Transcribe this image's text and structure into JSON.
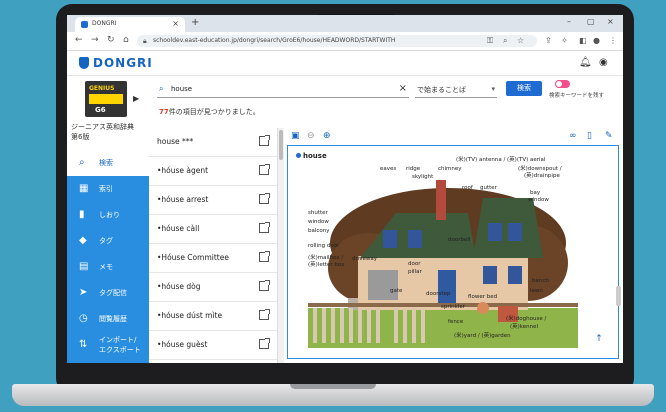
{
  "browser": {
    "tab_title": "DONGRI",
    "url": "schooldev.east-education.jp/dongri/search/GroE6/house/HEADWORD/STARTWITH"
  },
  "app": {
    "logo": "DONGRI"
  },
  "book": {
    "cover_series": "GENIUS",
    "cover_edition": "G6",
    "title_line1": "ジーニアス英和辞典",
    "title_line2": "第6版"
  },
  "sidebar": {
    "items": [
      {
        "label": "検索",
        "icon": "search-icon"
      },
      {
        "label": "索引",
        "icon": "grid-icon"
      },
      {
        "label": "しおり",
        "icon": "bookmark-icon"
      },
      {
        "label": "タグ",
        "icon": "tag-icon"
      },
      {
        "label": "メモ",
        "icon": "memo-icon"
      },
      {
        "label": "タグ配信",
        "icon": "share-tag-icon"
      },
      {
        "label": "閲覧履歴",
        "icon": "history-icon"
      },
      {
        "label": "インポート/\nエクスポート",
        "icon": "import-export-icon"
      }
    ]
  },
  "search": {
    "query": "house",
    "mode": "で始まることば",
    "button": "検索",
    "keyword_toggle_label": "検索キーワードを残す",
    "result_count": "77",
    "result_suffix": "件の項目が見つかりました。"
  },
  "results": [
    "house ***",
    "•hóuse àgent",
    "•hóuse arrest",
    "•hóuse càll",
    "•Hóuse Committee",
    "•hóuse dòg",
    "•hóuse dúst mìte",
    "•hóuse guèst"
  ],
  "detail": {
    "headword": "house",
    "labels": {
      "eaves": "eaves",
      "ridge": "ridge",
      "skylight": "skylight",
      "chimney": "chimney",
      "tv_antenna": "(米)(TV) antenna / (英)(TV) aerial",
      "downspout": "(米)downspout /",
      "drainpipe": "(英)drainpipe",
      "roof": "roof",
      "gutter": "gutter",
      "bay_window": "bay",
      "bay_window2": "window",
      "shutter": "shutter",
      "window": "window",
      "balcony": "balcony",
      "rolling_door": "rolling door",
      "mailbox": "(米)mailbox /",
      "letter_box": "(英)letter box",
      "driveway": "driveway",
      "doorbell": "doorbell",
      "door": "door",
      "pillar": "pillar",
      "bench": "bench",
      "lawn": "lawn",
      "gate": "gate",
      "doorstep": "doorstep",
      "flower_bed": "flower bed",
      "sprinkler": "sprinkler",
      "doghouse": "(米)doghouse /",
      "kennel": "(英)kennel",
      "fence": "fence",
      "yard_garden": "(米)yard / (英)garden"
    }
  },
  "colors": {
    "accent": "#1e6bd2",
    "sidebar": "#2a8ee0",
    "count": "#d9452c",
    "toggle": "#f2508c"
  }
}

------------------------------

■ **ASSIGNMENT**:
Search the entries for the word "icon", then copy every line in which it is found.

■ **SOLUTION FOR THIS TASK**:
        "icon": "search-icon"
        "icon": "grid-icon"
        "icon": "bookmark-icon"
        "icon": "tag-icon"
        "icon": "memo-icon"
        "icon": "share-tag-icon"
        "icon": "history-icon"
        "icon": "import-export-icon"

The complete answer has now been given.